In mid-September, 2012, UFS Chair Terrence Martell and PSC President Barbara Bowen sent the following letter to CUNY faculty.
We write as Chair of the University Faculty Senate and President of the Professional Staff Congress to bring you up to date on Pathways and respond to your questions about how faculty can intervene to defend the quality of a CUNY education.
Despite an unprecedented level of faculty opposition and mounting evidence that Pathways will hurt our students, Chancellor [Matthew] Goldstein’s administration has continued to move ahead with implementation. We believe that the CUNY Board of Trustees and Chancellor Goldstein’s administration are in violation of the law, and we have brought two lawsuits against the University related to Pathways. Eightieth Street’s clear strategy, however, is to create an artificial sense of urgency and reinforce the impression that Pathways is inevitable.
Pathways is not inevitable. As faculty with the right to vote on curriculum, we have the power to say yes or no to its implementation. Our vote on curriculum is our power. We do not have to wait for the outcome of the lawsuits to act if we believe that the Pathways curriculum does not meet professional standards in our disciplines or does not provide the education our students deserve.
The courses developed for the Pathways core curriculum must be approved by the elected faculty governance bodies on each campus before they can be put in place. New or revised courses must also be voted on by the appropriate academic department and then in college-wide curriculum committees and governance bodies. As faculty we have the right – in fact, the responsibility – to vote in the best interest of our students on matters of curriculum. Faculty at CUNY fought for the right to faculty governance, and we have had to fight to keep it. We should use that right now, when it matters most.
You may decide that the proposed new courses – some the result of extensive faculty effort throughout the summer – meet the academic needs of our students. You may decide that the courses fail to meet those needs. You may feel that insufficient time has been allowed to deliberate on an entire new curriculum, and may want to demand more time.
Whatever your judgment is, you have the right to vote your conscience as a member of an academic department, a curriculum committee or a college senate.
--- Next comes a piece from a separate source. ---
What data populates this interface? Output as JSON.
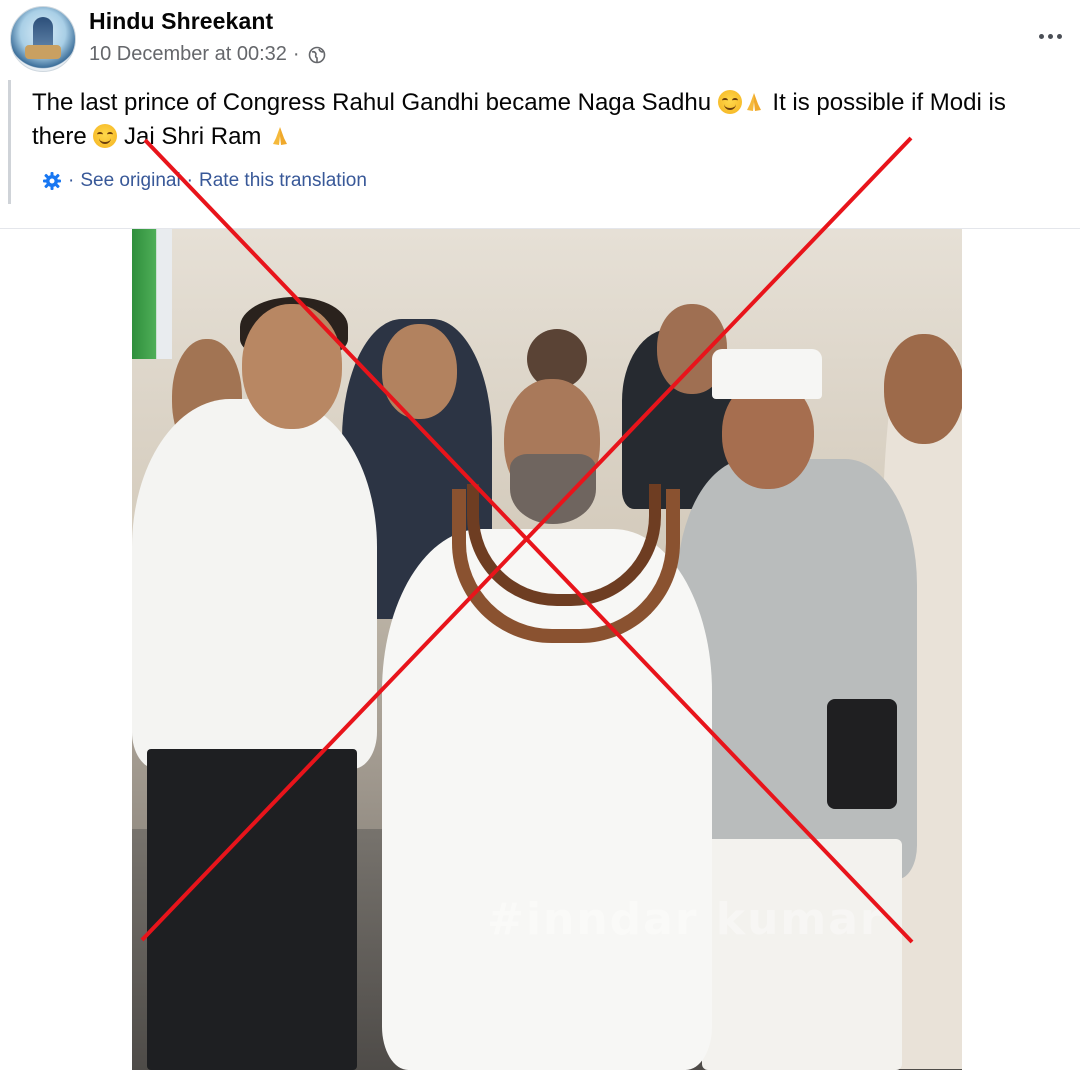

You also have the right to request a secret ballot. Voting according to the professional standards of your discipline is a matter of academic freedom. Under the union contract, the University explicitly subscribes to academic freedom, and pledges to maintain freedom of inquiry, teaching, research and publication.
No curriculum is inevitable unless we allow it to be. The leadership of UFS and PSC are prepared to challenge any college that does not honor its faculty governance vote, as we challenged six CUNY college administrations in a lawsuit filed this summer under the Open Meetings Law.
Find out when the proposed new courses for the Pathways curriculum will be submitted for a vote in your department and your college senate. Make sure Pathways courses are submitted for a vote. Votes may be conducted very early in the semester. Whatever position you take, Pathways is too important to our students’ future and to the meaning of a CUNY education not to take a stand.